While Frightfest has always been based in London, there is no denying it is the world stage of horror and as such showcases the best world cinema and THE ADVENT CALENDAR looks set to be another star. Eva, an ex-dancer, is now living in a wheelchair, unable to walk. When her friend Sophie gives her an old wooden antique advent calendar before Christmas, she realizes each window contains a surprise that triggers repercussions in real life. Some of them are good, but most of them are bad, really bad. Now Eva will have to choose between getting rid of the calendar or walking again - even if it causes death and destruction to everyone she holds dear around her.
BRING OUT THE FEAR
Previous collaborator Richard Waters makes his feature debut thanks to Frightfest's innovative New Blood strand. The trailer alone is enough to send shivers down our spines and proves Mr Waters really is a force to be reckoned with, as is nature. Rosie and Dan are a couple in a doomed relationship. Deciding to call it a day in the least acrimonious way possible, they decide to take one last walk in a favourite destination, the local forest. But suddenly the endlessly winding paths lead nowhere, the trees never seem to end, the sun never sets and a sinister presence starts stalking and tormenting them, trying to drive them insane... There is no escape but what exactly are they hiding?
THE LAST RITE
Leroy Kincaide's makes his feature debut with a transcendence of worlds as sleep meets the terror of reality in a shocker more terrifying than Freddy would have you wrapped around. A vibe of true horror coupled with the dank sense of uncertainty. Medical student Lucy, suffering from sleep paralysis, finds herself plagued by a demonic entity after moving in with her boyfriend. Torn between sanity and the unknown, Lucy seeks help from a local priest forced to make a deathly choice. With the clock ticking, will Lucy escape the dark force consuming her from inside?
WOODLANDS DARK AND DAYS BEWITCHED
Frightfest is not all about being scares witless, it's also a celebration of all things horror and nothing does that better than one of the three documentaries available over the weekend. WOODLANDS... explores the folk horror phenomenon from its roots in authors Arthur Machen and M.R. James to the Unholy Trinity of WITCHFINDER GENERAL, BLOOD ON SATAN’S CLAW and THE WICKER MAN, director Kier-La Janisse’s exhaustive study investigates the many ways we alternately celebrate, conceal and manipulate our own histories in an attempt to find spiritual resonance in our surroundings. With a fabulous array of illustrative clips from little-known world cinema, taking in everything from THE SHUTTERED ROOM, PSYCHOMANIA and LAKE MUNGO to GANJA & HESS, KURONEKO and, yes, even ‘Bagpuss’ this is definitely the must-see documentary of the decade.

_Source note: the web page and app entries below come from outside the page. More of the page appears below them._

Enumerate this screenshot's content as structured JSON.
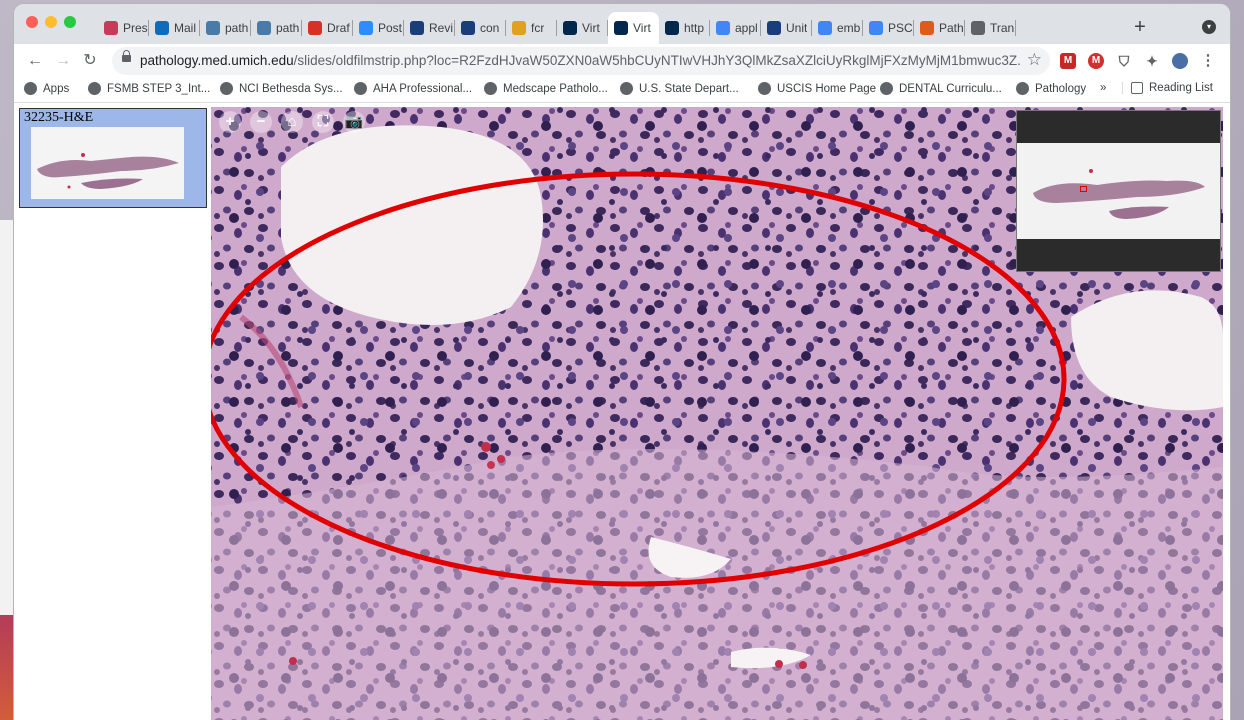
{
  "browser": {
    "tabs": [
      {
        "label": "Pres",
        "icon": "presentation-icon",
        "color": "#c83a5a"
      },
      {
        "label": "Mail",
        "icon": "outlook-mail-icon",
        "color": "#0f6cbd"
      },
      {
        "label": "path",
        "icon": "pathology-icon",
        "color": "#4a7ba8"
      },
      {
        "label": "path",
        "icon": "pathology-icon",
        "color": "#4a7ba8"
      },
      {
        "label": "Draf",
        "icon": "gmail-icon",
        "color": "#d93025"
      },
      {
        "label": "Post",
        "icon": "zoom-icon",
        "color": "#2d8cff"
      },
      {
        "label": "Revi",
        "icon": "journal-icon",
        "color": "#1a3e7a"
      },
      {
        "label": "con",
        "icon": "journal-icon",
        "color": "#1a3e7a"
      },
      {
        "label": "fcr",
        "icon": "bookmark-icon",
        "color": "#e0a020"
      },
      {
        "label": "Virt",
        "icon": "umich-icon",
        "color": "#00274c"
      },
      {
        "label": "Virt",
        "icon": "umich-icon",
        "color": "#00274c",
        "active": true
      },
      {
        "label": "http",
        "icon": "umich-icon",
        "color": "#00274c"
      },
      {
        "label": "appl",
        "icon": "google-icon",
        "color": "#4285f4"
      },
      {
        "label": "Unit",
        "icon": "journal-icon",
        "color": "#1a3e7a"
      },
      {
        "label": "emb",
        "icon": "google-icon",
        "color": "#4285f4"
      },
      {
        "label": "PSC",
        "icon": "google-icon",
        "color": "#4285f4"
      },
      {
        "label": "Path",
        "icon": "pathology-outlines-icon",
        "color": "#e05a1a"
      },
      {
        "label": "Tran",
        "icon": "globe-icon",
        "color": "#5f6368"
      }
    ],
    "url_domain": "pathology.med.umich.edu",
    "url_path": "/slides/oldfilmstrip.php?loc=R2FzdHJvaW50ZXN0aW5hbCUyNTIwVHJhY3QlMkZsaXZlciUyRkglMjFXzMyMjM1bmwuc3Z...",
    "bookmarks": [
      {
        "label": "Apps",
        "icon": "apps-grid-icon"
      },
      {
        "label": "FSMB STEP 3_Int...",
        "icon": "globe-icon"
      },
      {
        "label": "NCI Bethesda Sys...",
        "icon": "globe-icon"
      },
      {
        "label": "AHA Professional...",
        "icon": "aha-icon"
      },
      {
        "label": "Medscape Patholo...",
        "icon": "medscape-icon"
      },
      {
        "label": "U.S. State Depart...",
        "icon": "globe-icon"
      },
      {
        "label": "USCIS Home Page",
        "icon": "uscis-seal-icon"
      },
      {
        "label": "DENTAL Curriculu...",
        "icon": "uf-icon"
      },
      {
        "label": "Pathology",
        "icon": "person-icon"
      }
    ],
    "bookmarks_more": "»",
    "reading_list": "Reading List"
  },
  "viewer": {
    "slide_label": "32235-H&E",
    "controls": [
      "+",
      "−",
      "⌂",
      "⛶",
      "📷"
    ]
  }
}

JOHN AND THE HOLE
The stunning feature directorial debut of visual artist Pascual Sisto, adapted by Oscar-winning writer Nicolás Giacobone (BIRDMAN) from his novel ‘The Well, is a sinister coming-of-age fable, a disturbing and harrowing deep dive into what make the bored pre-adolescent mind tick. In a chilling performance, Charlie Shotwell plays John who drugs his family and traps them in an unfinished concrete bunker in the forest. Why? Because he is trying to understand his own burgeoning pubescence and that heartfelt unsettling reality in what the director calls HOME ALONE as if directed by Michael Haneke. An intense and ravishing unique cinematic experience.

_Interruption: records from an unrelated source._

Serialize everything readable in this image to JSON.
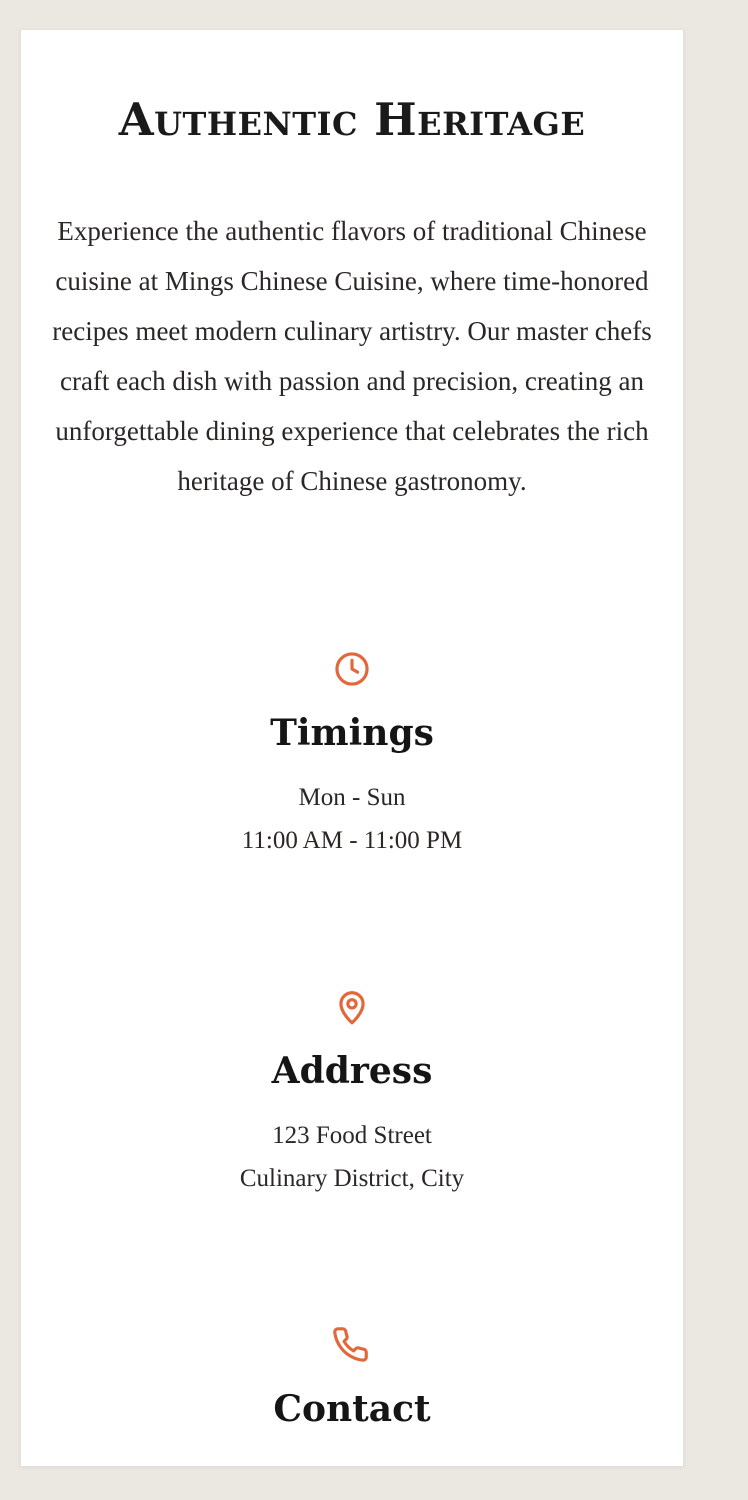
{
  "heading": "Authentic Heritage",
  "intro": "Experience the authentic flavors of traditional Chinese cuisine at Mings Chinese Cuisine, where time-honored recipes meet modern culinary artistry. Our master chefs craft each dish with passion and precision, creating an unforgettable dining experience that celebrates the rich heritage of Chinese gastronomy.",
  "accent_color": "#e2673a",
  "info": {
    "timings": {
      "icon": "clock-icon",
      "title": "Timings",
      "lines": [
        "Mon - Sun",
        "11:00 AM - 11:00 PM"
      ]
    },
    "address": {
      "icon": "map-pin-icon",
      "title": "Address",
      "lines": [
        "123 Food Street",
        "Culinary District, City"
      ]
    },
    "contact": {
      "icon": "phone-icon",
      "title": "Contact"
    }
  }
}
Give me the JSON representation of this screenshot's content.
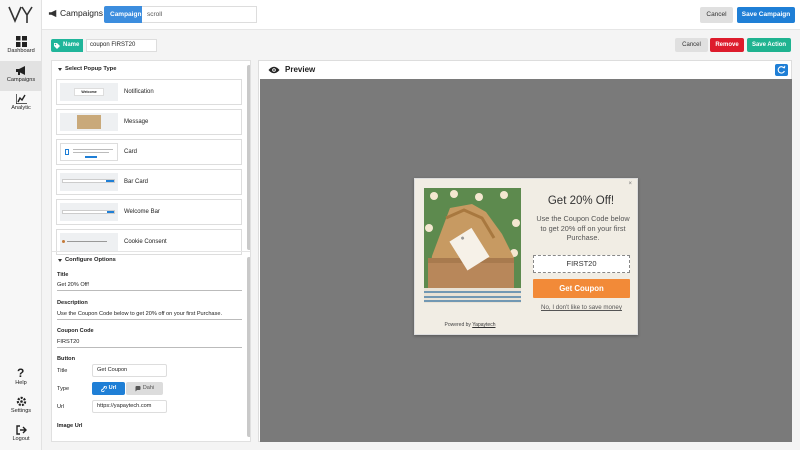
{
  "sidebar": {
    "items": [
      {
        "label": "Dashboard",
        "icon": "dashboard-icon"
      },
      {
        "label": "Campaigns",
        "icon": "megaphone-icon"
      },
      {
        "label": "Analytic",
        "icon": "chart-icon"
      },
      {
        "label": "Help",
        "icon": "question-icon"
      },
      {
        "label": "Settings",
        "icon": "gear-icon"
      },
      {
        "label": "Logout",
        "icon": "logout-icon"
      }
    ]
  },
  "header": {
    "breadcrumb_root": "Campaigns",
    "campaign_tag": "Campaign",
    "campaign_name": "scroll",
    "cancel_label": "Cancel",
    "save_label": "Save Campaign"
  },
  "action": {
    "name_tag": "Name",
    "name_value": "coupon FIRST20",
    "cancel_label": "Cancel",
    "remove_label": "Remove",
    "save_label": "Save Action"
  },
  "popup_types": {
    "heading": "Select Popup Type",
    "items": [
      {
        "label": "Notification",
        "thumb_text": "Welcome"
      },
      {
        "label": "Message"
      },
      {
        "label": "Card"
      },
      {
        "label": "Bar Card"
      },
      {
        "label": "Welcome Bar"
      },
      {
        "label": "Cookie Consent"
      }
    ]
  },
  "config": {
    "heading": "Configure Options",
    "title_label": "Title",
    "title_value": "Get 20% Off!",
    "description_label": "Description",
    "description_value": "Use the Coupon Code below to get 20% off on your first Purchase.",
    "coupon_label": "Coupon Code",
    "coupon_value": "FIRST20",
    "button_label": "Button",
    "btn_title_label": "Title",
    "btn_title_value": "Get Coupon",
    "type_label": "Type",
    "type_url": "Url",
    "type_dahi": "Dahi",
    "url_label": "Url",
    "url_value": "https://yapaytech.com",
    "image_url_label": "Image Url"
  },
  "preview": {
    "heading": "Preview",
    "popup": {
      "close": "×",
      "title": "Get 20% Off!",
      "description": "Use the Coupon Code below to get 20% off on your first Purchase.",
      "code": "FIRST20",
      "button": "Get Coupon",
      "decline": "No, I don't like to save money",
      "powered_prefix": "Powered by",
      "powered_brand": "Yapaytech"
    }
  },
  "colors": {
    "primary": "#1f7fd6",
    "accent_green": "#1fb390",
    "danger": "#dd1c2c",
    "coupon_button": "#f28a38"
  }
}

Three women mysteriously wake up in a strange hospital and discover that one of them is deaf, one is mute and the other one is blind. The three must work together to survive a network of abuse, discrimination and torture while trying to uncover why this happened.
THE BRILLIANT TERROR
This documentary tells the grassroots story of horror and how micro budget doesn't always mean small followings.
I mean just look at that mask...